Data for the task START

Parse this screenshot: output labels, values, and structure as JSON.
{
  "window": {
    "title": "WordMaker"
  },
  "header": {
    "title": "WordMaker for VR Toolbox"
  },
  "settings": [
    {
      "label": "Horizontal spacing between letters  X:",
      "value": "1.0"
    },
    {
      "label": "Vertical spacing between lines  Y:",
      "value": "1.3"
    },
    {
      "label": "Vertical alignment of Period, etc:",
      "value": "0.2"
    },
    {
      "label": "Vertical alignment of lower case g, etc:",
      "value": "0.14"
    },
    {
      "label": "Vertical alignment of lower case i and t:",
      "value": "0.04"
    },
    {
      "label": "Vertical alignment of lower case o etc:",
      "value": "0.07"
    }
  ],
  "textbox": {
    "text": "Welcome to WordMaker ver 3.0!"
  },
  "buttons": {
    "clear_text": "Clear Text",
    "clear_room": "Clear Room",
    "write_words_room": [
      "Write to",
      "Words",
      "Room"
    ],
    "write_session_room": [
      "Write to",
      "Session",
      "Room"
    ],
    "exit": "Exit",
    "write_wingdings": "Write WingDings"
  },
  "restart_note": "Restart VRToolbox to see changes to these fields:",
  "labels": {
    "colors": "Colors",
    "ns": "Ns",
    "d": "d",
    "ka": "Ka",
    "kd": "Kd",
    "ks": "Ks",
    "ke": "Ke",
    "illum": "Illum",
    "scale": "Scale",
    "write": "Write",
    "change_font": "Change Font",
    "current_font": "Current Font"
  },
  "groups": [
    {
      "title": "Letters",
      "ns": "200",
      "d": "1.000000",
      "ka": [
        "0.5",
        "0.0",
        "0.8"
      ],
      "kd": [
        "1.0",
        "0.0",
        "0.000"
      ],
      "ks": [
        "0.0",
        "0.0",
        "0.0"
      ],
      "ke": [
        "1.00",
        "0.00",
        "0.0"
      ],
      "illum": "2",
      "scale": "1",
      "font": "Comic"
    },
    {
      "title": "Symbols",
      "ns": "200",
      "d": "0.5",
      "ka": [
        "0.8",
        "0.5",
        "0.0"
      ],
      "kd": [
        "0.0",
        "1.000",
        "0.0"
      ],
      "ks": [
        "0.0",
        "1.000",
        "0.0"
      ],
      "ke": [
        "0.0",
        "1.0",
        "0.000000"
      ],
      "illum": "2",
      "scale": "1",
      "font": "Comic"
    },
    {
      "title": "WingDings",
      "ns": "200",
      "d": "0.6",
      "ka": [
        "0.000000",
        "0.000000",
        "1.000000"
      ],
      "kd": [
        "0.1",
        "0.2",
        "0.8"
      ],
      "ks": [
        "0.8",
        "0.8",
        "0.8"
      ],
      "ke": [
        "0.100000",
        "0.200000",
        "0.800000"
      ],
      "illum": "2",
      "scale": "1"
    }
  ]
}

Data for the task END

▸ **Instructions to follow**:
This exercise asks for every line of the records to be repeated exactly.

▸ **Finished task**:
Parse this screenshot: output labels, values, and structure as JSON.
{
  "window": {
    "title": "WordMaker"
  },
  "header": {
    "title": "WordMaker for VR Toolbox"
  },
  "settings": [
    {
      "label": "Horizontal spacing between letters  X:",
      "value": "1.0"
    },
    {
      "label": "Vertical spacing between lines  Y:",
      "value": "1.3"
    },
    {
      "label": "Vertical alignment of Period, etc:",
      "value": "0.2"
    },
    {
      "label": "Vertical alignment of lower case g, etc:",
      "value": "0.14"
    },
    {
      "label": "Vertical alignment of lower case i and t:",
      "value": "0.04"
    },
    {
      "label": "Vertical alignment of lower case o etc:",
      "value": "0.07"
    }
  ],
  "textbox": {
    "text": "Welcome to WordMaker ver 3.0!"
  },
  "buttons": {
    "clear_text": "Clear Text",
    "clear_room": "Clear Room",
    "write_words_room": [
      "Write to",
      "Words",
      "Room"
    ],
    "write_session_room": [
      "Write to",
      "Session",
      "Room"
    ],
    "exit": "Exit",
    "write_wingdings": "Write WingDings"
  },
  "restart_note": "Restart VRToolbox to see changes to these fields:",
  "labels": {
    "colors": "Colors",
    "ns": "Ns",
    "d": "d",
    "ka": "Ka",
    "kd": "Kd",
    "ks": "Ks",
    "ke": "Ke",
    "illum": "Illum",
    "scale": "Scale",
    "write": "Write",
    "change_font": "Change Font",
    "current_font": "Current Font"
  },
  "groups": [
    {
      "title": "Letters",
      "ns": "200",
      "d": "1.000000",
      "ka": [
        "0.5",
        "0.0",
        "0.8"
      ],
      "kd": [
        "1.0",
        "0.0",
        "0.000"
      ],
      "ks": [
        "0.0",
        "0.0",
        "0.0"
      ],
      "ke": [
        "1.00",
        "0.00",
        "0.0"
      ],
      "illum": "2",
      "scale": "1",
      "font": "Comic"
    },
    {
      "title": "Symbols",
      "ns": "200",
      "d": "0.5",
      "ka": [
        "0.8",
        "0.5",
        "0.0"
      ],
      "kd": [
        "0.0",
        "1.000",
        "0.0"
      ],
      "ks": [
        "0.0",
        "1.000",
        "0.0"
      ],
      "ke": [
        "0.0",
        "1.0",
        "0.000000"
      ],
      "illum": "2",
      "scale": "1",
      "font": "Comic"
    },
    {
      "title": "WingDings",
      "ns": "200",
      "d": "0.6",
      "ka": [
        "0.000000",
        "0.000000",
        "1.000000"
      ],
      "kd": [
        "0.1",
        "0.2",
        "0.8"
      ],
      "ks": [
        "0.8",
        "0.8",
        "0.8"
      ],
      "ke": [
        "0.100000",
        "0.200000",
        "0.800000"
      ],
      "illum": "2",
      "scale": "1"
    }
  ]
}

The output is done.